It was a space value pack. It contained:
Space Dart I http://guide.lugnet.com/set/6824
Space Buggy http://guide.lugnet.com/set/886
Radar Truck http://guide.lugnet.com/set/889
I was completely blown away. I had never seen a minifig before, nor had I ever seen most of the small detail pieces like antenna, steering wheels, radar dishes, 1x1 trans cylinders, rocket booster parts, etc.
I memorized how to build all 3 sets and then threw out the instructions because I didn't need them anymore. I often looked at the 1984 Legoland flyer/pamphlet that came with each. All of the other stuff looked awesome too, but the flyer eventually got ripped accidentally and I threw it out.

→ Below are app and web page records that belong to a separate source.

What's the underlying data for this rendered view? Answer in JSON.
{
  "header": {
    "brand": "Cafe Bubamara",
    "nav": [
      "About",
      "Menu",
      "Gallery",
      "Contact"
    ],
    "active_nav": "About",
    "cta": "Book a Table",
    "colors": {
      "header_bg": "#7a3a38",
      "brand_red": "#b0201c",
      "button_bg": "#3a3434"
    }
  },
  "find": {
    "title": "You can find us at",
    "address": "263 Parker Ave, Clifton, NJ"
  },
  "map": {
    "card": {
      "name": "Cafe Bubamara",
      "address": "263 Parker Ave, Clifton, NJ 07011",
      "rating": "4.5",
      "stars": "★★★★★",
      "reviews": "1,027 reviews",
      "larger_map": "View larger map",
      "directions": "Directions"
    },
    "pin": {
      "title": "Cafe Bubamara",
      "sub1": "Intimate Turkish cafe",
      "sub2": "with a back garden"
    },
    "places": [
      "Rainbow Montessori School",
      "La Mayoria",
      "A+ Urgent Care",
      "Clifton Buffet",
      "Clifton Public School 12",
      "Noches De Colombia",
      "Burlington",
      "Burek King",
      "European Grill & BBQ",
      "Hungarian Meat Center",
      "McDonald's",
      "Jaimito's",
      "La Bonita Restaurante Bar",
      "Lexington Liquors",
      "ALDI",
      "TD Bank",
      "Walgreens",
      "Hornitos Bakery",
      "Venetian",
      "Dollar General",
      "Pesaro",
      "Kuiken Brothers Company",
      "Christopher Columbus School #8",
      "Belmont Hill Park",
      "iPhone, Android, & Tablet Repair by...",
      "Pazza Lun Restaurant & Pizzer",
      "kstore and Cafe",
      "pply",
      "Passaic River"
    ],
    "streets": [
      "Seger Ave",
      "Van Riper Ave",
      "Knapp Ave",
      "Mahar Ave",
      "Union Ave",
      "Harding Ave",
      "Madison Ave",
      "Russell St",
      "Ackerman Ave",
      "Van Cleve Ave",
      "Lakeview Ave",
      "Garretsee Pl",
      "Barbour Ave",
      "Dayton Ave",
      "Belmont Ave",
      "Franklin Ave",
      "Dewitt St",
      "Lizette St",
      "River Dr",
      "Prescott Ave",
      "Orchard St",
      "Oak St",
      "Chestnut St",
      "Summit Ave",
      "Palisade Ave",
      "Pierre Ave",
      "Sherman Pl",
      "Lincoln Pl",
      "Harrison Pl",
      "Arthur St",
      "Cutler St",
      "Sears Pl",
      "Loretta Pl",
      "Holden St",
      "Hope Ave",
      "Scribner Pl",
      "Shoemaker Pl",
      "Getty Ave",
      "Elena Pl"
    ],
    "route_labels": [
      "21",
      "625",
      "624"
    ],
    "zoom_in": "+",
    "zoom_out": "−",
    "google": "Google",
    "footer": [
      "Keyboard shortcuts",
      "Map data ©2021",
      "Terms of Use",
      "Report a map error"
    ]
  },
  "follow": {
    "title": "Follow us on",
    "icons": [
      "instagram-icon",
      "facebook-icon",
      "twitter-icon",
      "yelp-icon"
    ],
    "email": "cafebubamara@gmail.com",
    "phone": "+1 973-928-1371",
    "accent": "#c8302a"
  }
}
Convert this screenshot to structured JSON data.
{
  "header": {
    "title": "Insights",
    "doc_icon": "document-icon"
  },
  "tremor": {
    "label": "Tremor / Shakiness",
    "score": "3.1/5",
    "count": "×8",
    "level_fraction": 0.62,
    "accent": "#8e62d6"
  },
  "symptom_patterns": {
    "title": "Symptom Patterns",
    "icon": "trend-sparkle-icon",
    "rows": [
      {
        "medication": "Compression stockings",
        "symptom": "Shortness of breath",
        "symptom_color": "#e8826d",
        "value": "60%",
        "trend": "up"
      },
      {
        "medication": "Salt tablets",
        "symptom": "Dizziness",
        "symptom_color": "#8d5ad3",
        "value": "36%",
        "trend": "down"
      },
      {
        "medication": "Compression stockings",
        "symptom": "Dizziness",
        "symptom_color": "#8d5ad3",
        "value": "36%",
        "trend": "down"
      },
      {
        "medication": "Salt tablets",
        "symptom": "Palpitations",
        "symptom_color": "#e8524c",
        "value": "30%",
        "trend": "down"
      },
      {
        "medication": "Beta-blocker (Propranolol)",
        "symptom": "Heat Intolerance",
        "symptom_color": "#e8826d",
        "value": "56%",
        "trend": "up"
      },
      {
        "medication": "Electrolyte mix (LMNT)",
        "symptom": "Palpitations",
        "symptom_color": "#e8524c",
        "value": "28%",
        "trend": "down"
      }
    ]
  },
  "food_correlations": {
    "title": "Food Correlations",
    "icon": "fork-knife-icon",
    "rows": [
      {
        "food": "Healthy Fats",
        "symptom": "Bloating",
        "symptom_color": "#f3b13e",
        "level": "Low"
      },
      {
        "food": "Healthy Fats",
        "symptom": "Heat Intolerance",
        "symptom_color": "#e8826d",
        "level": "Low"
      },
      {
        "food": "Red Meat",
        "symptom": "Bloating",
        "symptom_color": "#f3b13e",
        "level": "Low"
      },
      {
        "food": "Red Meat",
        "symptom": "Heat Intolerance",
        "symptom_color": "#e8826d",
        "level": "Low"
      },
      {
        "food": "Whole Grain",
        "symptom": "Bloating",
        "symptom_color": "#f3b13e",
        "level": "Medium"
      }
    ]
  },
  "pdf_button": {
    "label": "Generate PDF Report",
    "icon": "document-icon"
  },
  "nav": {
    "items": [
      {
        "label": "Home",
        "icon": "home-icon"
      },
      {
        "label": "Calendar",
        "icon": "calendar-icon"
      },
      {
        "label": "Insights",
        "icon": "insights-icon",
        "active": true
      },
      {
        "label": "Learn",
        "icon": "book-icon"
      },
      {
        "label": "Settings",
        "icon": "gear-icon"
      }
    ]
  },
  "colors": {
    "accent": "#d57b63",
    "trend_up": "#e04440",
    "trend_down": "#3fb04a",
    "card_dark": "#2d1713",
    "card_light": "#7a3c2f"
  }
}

I spent the next two years building houses out of basic bricks whenever I played with my Lego because I had no other Legoland sets and my friends and family did not have any so mine seemed out of place.
In the summer of 1986, a series of events began to unfold that led to my cousin, my brother, and myself buying Lego at every chance for the next few years. By this time, the 1984 sets were just distant dreams seen in the flyers, and I could not find any of them locally. Even worse, my mother said, "I don't want you getting any of those castle sets because they have sharp objects in them".
I was mostly a collector of town and small space sets in 1986-1987. In 1988, I started to collect castle and by 1990 I was almost exclusively collecting castle, but I never had enough money for the larger sets.
By then I had broken the max age of 12 on Legoland sets. My cousin and brother had stopped playing/collecting in 1989 when Lego stopped making Blacktron. In 1992, my only Lego playing and collecting friend at school moved away. The darkness finally consumed me.
Around that time, Legoland was replaced with SYSTEM. I have never understood that change, and I doubt that I ever will. For me, there was never a more perfect time and place than walking down the Lego aisle. To my left and to my right, there was nothing but Lego floor to ceiling from one end of the aisle to the other. Boxes clearly marked Basic or Technic, and of course those yellow boxes which displayed the Legoland banner and filled me with awe and wonder time and again . From 1986 - 1990, that was the most perfect place in the world. That aisle had a truly magical feeling back in the days of Legoland, and there is no place I would rather revisit if I could.
That aisle now contains Lego on half of one side, 1/4 of what there used to be. The set designs are not inspiring, and everything is broken up into a bunch of mini themes that only stick around for a year. It seems that TLG is unsuccessful with any minifig based product line that isn't licensed (and with some that are). The Lego aisle is constantly shrinking and set quality has never been close to the way it was in the 80s. I fear that set quality will stay in the pit and the shelf space will continue to shrink, and all I can do is mourn the loss of Legoland.
That fictional land filled with yellow smiling people shaped who I am today much more than any cartoons, video games, sports, or action figures ever could.